- EXERCISE PROMPT
Your task is to repeat the entries below exactly and to leave their images out.

- PROVIDED INFORMATION
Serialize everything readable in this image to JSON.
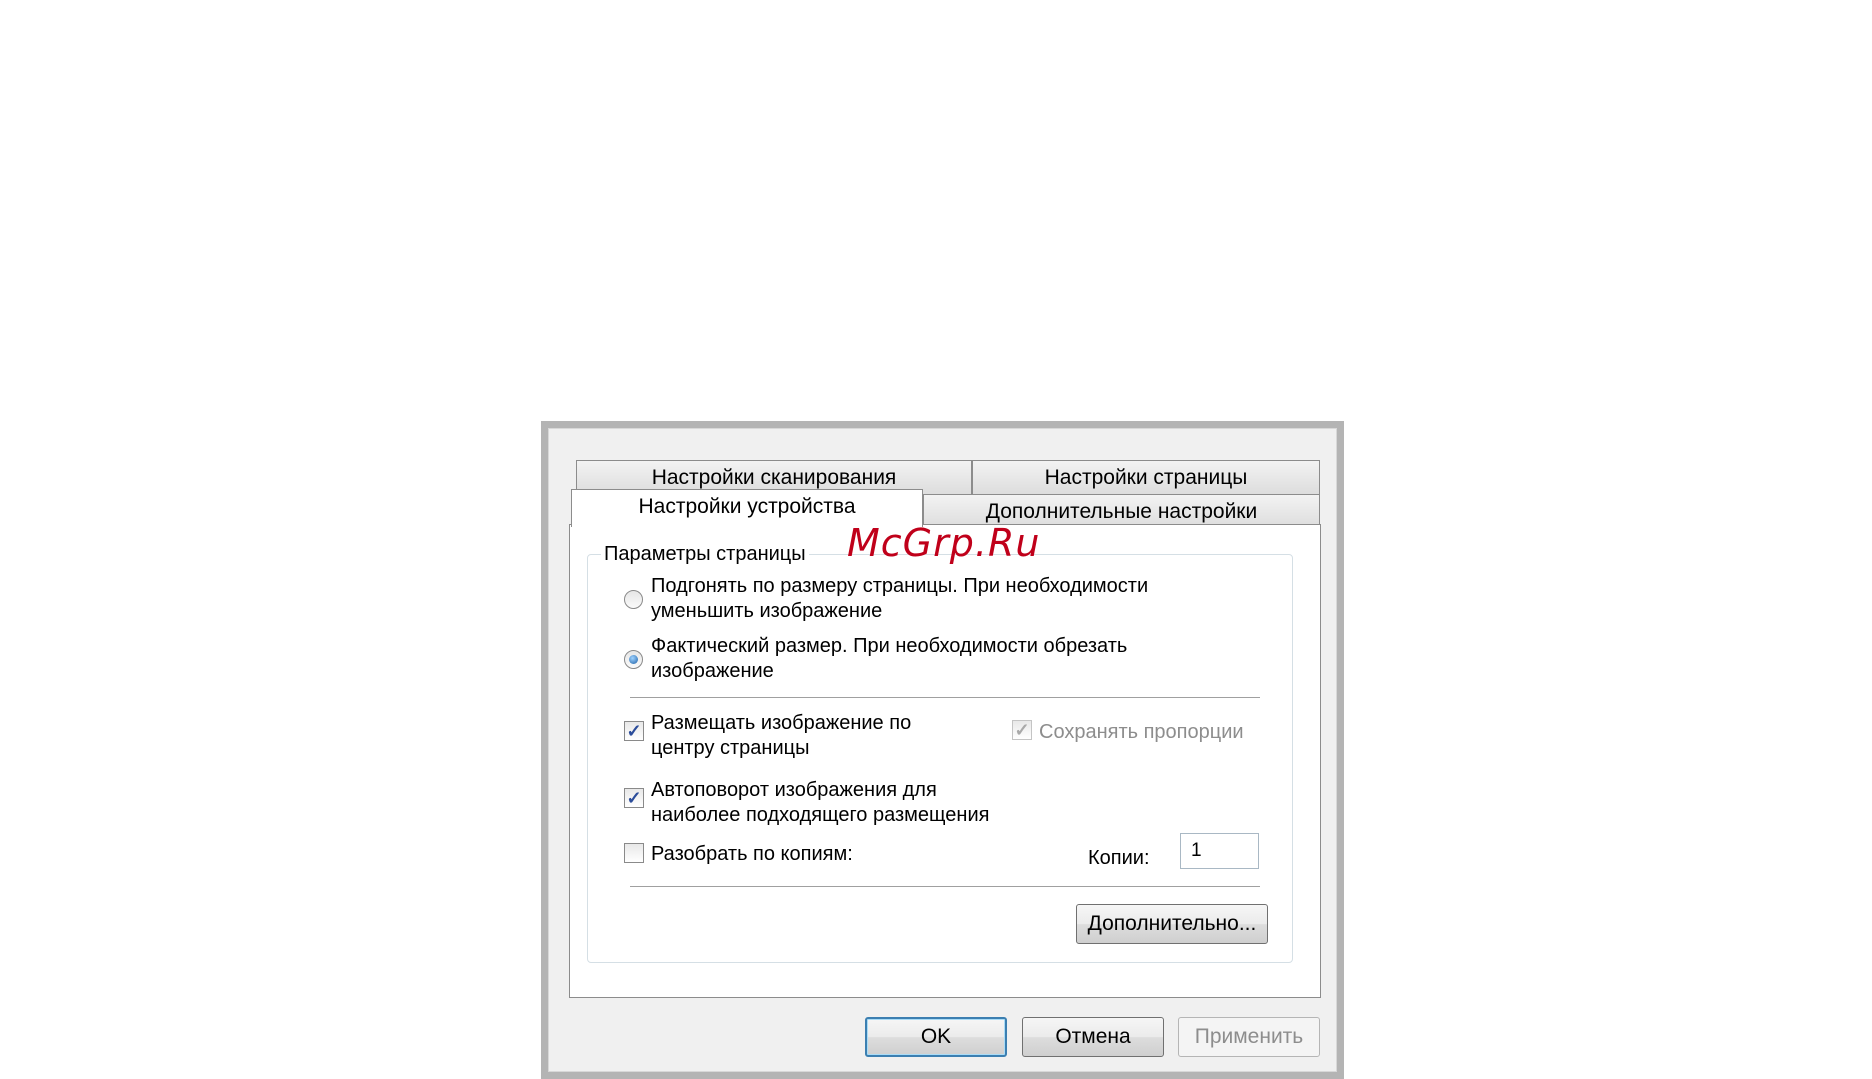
{
  "watermark": "McGrp.Ru",
  "tabs": {
    "row_back": [
      {
        "label": "Настройки сканирования"
      },
      {
        "label": "Настройки страницы"
      }
    ],
    "row_front": [
      {
        "label": "Настройки устройства",
        "active": true
      },
      {
        "label": "Дополнительные настройки"
      }
    ]
  },
  "page_params": {
    "title": "Параметры страницы",
    "options": [
      {
        "line1": "Подгонять по размеру страницы. При необходимости",
        "line2": "уменьшить изображение",
        "selected": false
      },
      {
        "line1": "Фактический размер. При необходимости обрезать",
        "line2": "изображение",
        "selected": true
      }
    ],
    "center_image": {
      "line1": "Размещать изображение по",
      "line2": "центру страницы",
      "checked": true
    },
    "keep_proportions": {
      "label": "Сохранять пропорции",
      "checked": true,
      "enabled": false
    },
    "autorotate": {
      "line1": "Автоповорот изображения для",
      "line2": "наиболее подходящего размещения",
      "checked": true
    },
    "collate": {
      "label": "Разобрать по копиям:",
      "checked": false
    },
    "copies": {
      "label": "Копии:",
      "value": "1"
    },
    "advanced_button": "Дополнительно..."
  },
  "buttons": {
    "ok": "OK",
    "cancel": "Отмена",
    "apply": "Применить"
  },
  "colors": {
    "check_mark": "#2b4c9a",
    "default_button_border": "#3c7fb1",
    "watermark": "#c0001a"
  }
}
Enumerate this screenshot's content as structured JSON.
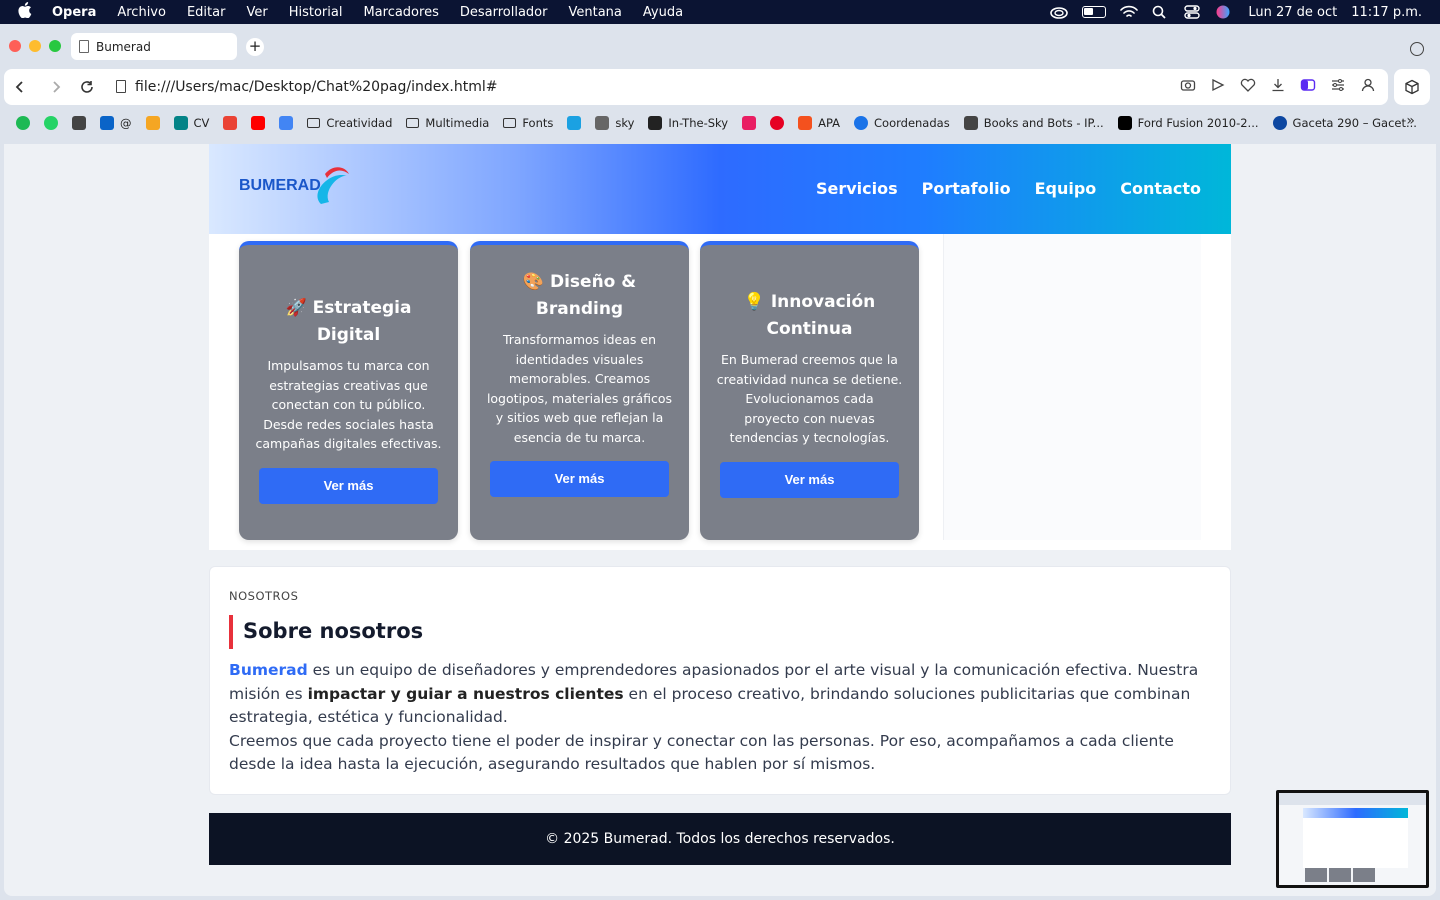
{
  "menubar": {
    "app": "Opera",
    "items": [
      "Archivo",
      "Editar",
      "Ver",
      "Historial",
      "Marcadores",
      "Desarrollador",
      "Ventana",
      "Ayuda"
    ],
    "date": "Lun 27 de oct",
    "time": "11:17 p.m."
  },
  "browser": {
    "tab_title": "Bumerad",
    "new_tab": "+",
    "url": "file:///Users/mac/Desktop/Chat%20pag/index.html#",
    "bookmarks": [
      {
        "label": "",
        "icon": "spotify-icon",
        "color": "#1db954"
      },
      {
        "label": "",
        "icon": "whatsapp-icon",
        "color": "#25d366"
      },
      {
        "label": "",
        "icon": "document-icon",
        "color": "#444444"
      },
      {
        "label": "@",
        "icon": "outlook-icon",
        "color": "#0a64c8"
      },
      {
        "label": "",
        "icon": "photos-icon",
        "color": "#f5a623"
      },
      {
        "label": "CV",
        "icon": "sharepoint-icon",
        "color": "#038387"
      },
      {
        "label": "",
        "icon": "gmail-icon",
        "color": "#ea4335"
      },
      {
        "label": "",
        "icon": "youtube-icon",
        "color": "#ff0000"
      },
      {
        "label": "",
        "icon": "translate-icon",
        "color": "#4285f4"
      },
      {
        "label": "Creatividad",
        "icon": "folder-icon",
        "color": ""
      },
      {
        "label": "Multimedia",
        "icon": "folder-icon",
        "color": ""
      },
      {
        "label": "Fonts",
        "icon": "folder-icon",
        "color": ""
      },
      {
        "label": "",
        "icon": "vpn-icon",
        "color": "#1ba1e2"
      },
      {
        "label": "sky",
        "icon": "speed-icon",
        "color": "#666666"
      },
      {
        "label": "In-The-Sky",
        "icon": "telescope-icon",
        "color": "#222222"
      },
      {
        "label": "",
        "icon": "colors-icon",
        "color": "#e91e63"
      },
      {
        "label": "",
        "icon": "pinterest-icon",
        "color": "#e60023"
      },
      {
        "label": "APA",
        "icon": "apa-icon",
        "color": "#f4511e"
      },
      {
        "label": "Coordenadas",
        "icon": "gps-icon",
        "color": "#1a73e8"
      },
      {
        "label": "Books and Bots - IP...",
        "icon": "document-icon",
        "color": "#444444"
      },
      {
        "label": "Ford Fusion 2010-2...",
        "icon": "csd-icon",
        "color": "#000000"
      },
      {
        "label": "Gaceta 290 – Gacet...",
        "icon": "gaceta-icon",
        "color": "#0d47a1"
      }
    ],
    "more": "»"
  },
  "site": {
    "logo_text": "BUMERAD",
    "nav": [
      "Servicios",
      "Portafolio",
      "Equipo",
      "Contacto"
    ],
    "cards": [
      {
        "emoji": "🚀",
        "title": "Estrategia Digital",
        "text": "Impulsamos tu marca con estrategias creativas que conectan con tu público. Desde redes sociales hasta campañas digitales efectivas.",
        "button": "Ver más"
      },
      {
        "emoji": "🎨",
        "title": "Diseño & Branding",
        "text": "Transformamos ideas en identidades visuales memorables. Creamos logotipos, materiales gráficos y sitios web que reflejan la esencia de tu marca.",
        "button": "Ver más"
      },
      {
        "emoji": "💡",
        "title": "Innovación Continua",
        "text": "En Bumerad creemos que la creatividad nunca se detiene. Evolucionamos cada proyecto con nuevas tendencias y tecnologías.",
        "button": "Ver más"
      }
    ],
    "about": {
      "kicker": "NOSOTROS",
      "title": "Sobre nosotros",
      "brand": "Bumerad",
      "p1_a": " es un equipo de diseñadores y emprendedores apasionados por el arte visual y la comunicación efectiva. Nuestra misión es ",
      "p1_strong": "impactar y guiar a nuestros clientes",
      "p1_b": " en el proceso creativo, brindando soluciones publicitarias que combinan estrategia, estética y funcionalidad.",
      "p2": "Creemos que cada proyecto tiene el poder de inspirar y conectar con las personas. Por eso, acompañamos a cada cliente desde la idea hasta la ejecución, asegurando resultados que hablen por sí mismos."
    },
    "footer": "© 2025 Bumerad. Todos los derechos reservados.",
    "colors": {
      "accent": "#2f6bf5",
      "card": "#7b7f89",
      "footer": "#0c1324",
      "title_bar": "#e8313b"
    }
  }
}
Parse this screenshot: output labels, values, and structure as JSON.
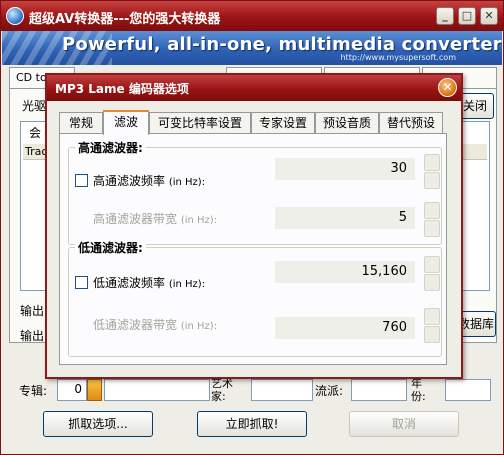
{
  "app": {
    "title": "超级AV转换器---您的强大转换器",
    "banner": "Powerful, all-in-one, multimedia converter!",
    "banner_url": "http://www.mysupersoft.com"
  },
  "main": {
    "tab_cd": "CD to",
    "label_drive": "光驱",
    "btn_close": "关闭",
    "label_convert": "会",
    "label_track": "Trac",
    "label_output1": "输出",
    "label_output2": "输出",
    "label_album": "专辑:",
    "album_value": "0",
    "label_artist": "艺术家:",
    "label_genre": "流派:",
    "label_year": "年份:",
    "btn_database": "数据库",
    "btn_options": "抓取选项...",
    "btn_grab": "立即抓取!",
    "btn_cancel": "取消"
  },
  "dialog": {
    "title": "MP3 Lame 编码器选项",
    "close_glyph": "✕",
    "tabs": [
      "常规",
      "滤波",
      "可变比特率设置",
      "专家设置",
      "预设音质",
      "替代预设"
    ],
    "active_tab": "滤波",
    "highpass": {
      "group_title": "高通滤波器:",
      "freq_label": "高通滤波频率",
      "freq_unit": "(in Hz):",
      "freq_checked": false,
      "freq_value": "30",
      "width_label": "高通滤波器带宽",
      "width_unit": "(in Hz):",
      "width_value": "5"
    },
    "lowpass": {
      "group_title": "低通滤波器:",
      "freq_label": "低通滤波频率",
      "freq_unit": "(in Hz):",
      "freq_checked": false,
      "freq_value": "15,160",
      "width_label": "低通滤波器带宽",
      "width_unit": "(in Hz):",
      "width_value": "760"
    }
  }
}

- EXERCISE ANSWER
Serialize everything readable in this image to JSON.
{
  "watermark": "McGrp.Ru",
  "tabs": {
    "row_back": [
      {
        "label": "Настройки сканирования"
      },
      {
        "label": "Настройки страницы"
      }
    ],
    "row_front": [
      {
        "label": "Настройки устройства",
        "active": true
      },
      {
        "label": "Дополнительные настройки"
      }
    ]
  },
  "page_params": {
    "title": "Параметры страницы",
    "options": [
      {
        "line1": "Подгонять по размеру страницы. При необходимости",
        "line2": "уменьшить изображение",
        "selected": false
      },
      {
        "line1": "Фактический размер. При необходимости обрезать",
        "line2": "изображение",
        "selected": true
      }
    ],
    "center_image": {
      "line1": "Размещать изображение по",
      "line2": "центру страницы",
      "checked": true
    },
    "keep_proportions": {
      "label": "Сохранять пропорции",
      "checked": true,
      "enabled": false
    },
    "autorotate": {
      "line1": "Автоповорот изображения для",
      "line2": "наиболее подходящего размещения",
      "checked": true
    },
    "collate": {
      "label": "Разобрать по копиям:",
      "checked": false
    },
    "copies": {
      "label": "Копии:",
      "value": "1"
    },
    "advanced_button": "Дополнительно..."
  },
  "buttons": {
    "ok": "OK",
    "cancel": "Отмена",
    "apply": "Применить"
  },
  "colors": {
    "check_mark": "#2b4c9a",
    "default_button_border": "#3c7fb1",
    "watermark": "#c0001a"
  }
}
Enumerate this screenshot's content as structured JSON.
{
  "menubar": {
    "app": "Opera",
    "items": [
      "Archivo",
      "Editar",
      "Ver",
      "Historial",
      "Marcadores",
      "Desarrollador",
      "Ventana",
      "Ayuda"
    ],
    "date": "Lun 27 de oct",
    "time": "11:17 p.m."
  },
  "browser": {
    "tab_title": "Bumerad",
    "new_tab": "+",
    "url": "file:///Users/mac/Desktop/Chat%20pag/index.html#",
    "bookmarks": [
      {
        "label": "",
        "icon": "spotify-icon",
        "color": "#1db954"
      },
      {
        "label": "",
        "icon": "whatsapp-icon",
        "color": "#25d366"
      },
      {
        "label": "",
        "icon": "document-icon",
        "color": "#444444"
      },
      {
        "label": "@",
        "icon": "outlook-icon",
        "color": "#0a64c8"
      },
      {
        "label": "",
        "icon": "photos-icon",
        "color": "#f5a623"
      },
      {
        "label": "CV",
        "icon": "sharepoint-icon",
        "color": "#038387"
      },
      {
        "label": "",
        "icon": "gmail-icon",
        "color": "#ea4335"
      },
      {
        "label": "",
        "icon": "youtube-icon",
        "color": "#ff0000"
      },
      {
        "label": "",
        "icon": "translate-icon",
        "color": "#4285f4"
      },
      {
        "label": "Creatividad",
        "icon": "folder-icon",
        "color": ""
      },
      {
        "label": "Multimedia",
        "icon": "folder-icon",
        "color": ""
      },
      {
        "label": "Fonts",
        "icon": "folder-icon",
        "color": ""
      },
      {
        "label": "",
        "icon": "vpn-icon",
        "color": "#1ba1e2"
      },
      {
        "label": "sky",
        "icon": "speed-icon",
        "color": "#666666"
      },
      {
        "label": "In-The-Sky",
        "icon": "telescope-icon",
        "color": "#222222"
      },
      {
        "label": "",
        "icon": "colors-icon",
        "color": "#e91e63"
      },
      {
        "label": "",
        "icon": "pinterest-icon",
        "color": "#e60023"
      },
      {
        "label": "APA",
        "icon": "apa-icon",
        "color": "#f4511e"
      },
      {
        "label": "Coordenadas",
        "icon": "gps-icon",
        "color": "#1a73e8"
      },
      {
        "label": "Books and Bots - IP...",
        "icon": "document-icon",
        "color": "#444444"
      },
      {
        "label": "Ford Fusion 2010-2...",
        "icon": "csd-icon",
        "color": "#000000"
      },
      {
        "label": "Gaceta 290 – Gacet...",
        "icon": "gaceta-icon",
        "color": "#0d47a1"
      }
    ],
    "more": "»"
  },
  "site": {
    "logo_text": "BUMERAD",
    "nav": [
      "Servicios",
      "Portafolio",
      "Equipo",
      "Contacto"
    ],
    "cards": [
      {
        "emoji": "🚀",
        "title": "Estrategia Digital",
        "text": "Impulsamos tu marca con estrategias creativas que conectan con tu público. Desde redes sociales hasta campañas digitales efectivas.",
        "button": "Ver más"
      },
      {
        "emoji": "🎨",
        "title": "Diseño & Branding",
        "text": "Transformamos ideas en identidades visuales memorables. Creamos logotipos, materiales gráficos y sitios web que reflejan la esencia de tu marca.",
        "button": "Ver más"
      },
      {
        "emoji": "💡",
        "title": "Innovación Continua",
        "text": "En Bumerad creemos que la creatividad nunca se detiene. Evolucionamos cada proyecto con nuevas tendencias y tecnologías.",
        "button": "Ver más"
      }
    ],
    "about": {
      "kicker": "NOSOTROS",
      "title": "Sobre nosotros",
      "brand": "Bumerad",
      "p1_a": " es un equipo de diseñadores y emprendedores apasionados por el arte visual y la comunicación efectiva. Nuestra misión es ",
      "p1_strong": "impactar y guiar a nuestros clientes",
      "p1_b": " en el proceso creativo, brindando soluciones publicitarias que combinan estrategia, estética y funcionalidad.",
      "p2": "Creemos que cada proyecto tiene el poder de inspirar y conectar con las personas. Por eso, acompañamos a cada cliente desde la idea hasta la ejecución, asegurando resultados que hablen por sí mismos."
    },
    "footer": "© 2025 Bumerad. Todos los derechos reservados.",
    "colors": {
      "accent": "#2f6bf5",
      "card": "#7b7f89",
      "footer": "#0c1324",
      "title_bar": "#e8313b"
    }
  }
}
Parse this screenshot: output labels, values, and structure as JSON.
{
  "app": {
    "title": "超级AV转换器---您的强大转换器",
    "banner": "Powerful, all-in-one, multimedia converter!",
    "banner_url": "http://www.mysupersoft.com"
  },
  "main": {
    "tab_cd": "CD to",
    "label_drive": "光驱",
    "btn_close": "关闭",
    "label_convert": "会",
    "label_track": "Trac",
    "label_output1": "输出",
    "label_output2": "输出",
    "label_album": "专辑:",
    "album_value": "0",
    "label_artist": "艺术家:",
    "label_genre": "流派:",
    "label_year": "年份:",
    "btn_database": "数据库",
    "btn_options": "抓取选项...",
    "btn_grab": "立即抓取!",
    "btn_cancel": "取消"
  },
  "dialog": {
    "title": "MP3 Lame 编码器选项",
    "close_glyph": "✕",
    "tabs": [
      "常规",
      "滤波",
      "可变比特率设置",
      "专家设置",
      "预设音质",
      "替代预设"
    ],
    "active_tab": "滤波",
    "highpass": {
      "group_title": "高通滤波器:",
      "freq_label": "高通滤波频率",
      "freq_unit": "(in Hz):",
      "freq_checked": false,
      "freq_value": "30",
      "width_label": "高通滤波器带宽",
      "width_unit": "(in Hz):",
      "width_value": "5"
    },
    "lowpass": {
      "group_title": "低通滤波器:",
      "freq_label": "低通滤波频率",
      "freq_unit": "(in Hz):",
      "freq_checked": false,
      "freq_value": "15,160",
      "width_label": "低通滤波器带宽",
      "width_unit": "(in Hz):",
      "width_value": "760"
    }
  }
}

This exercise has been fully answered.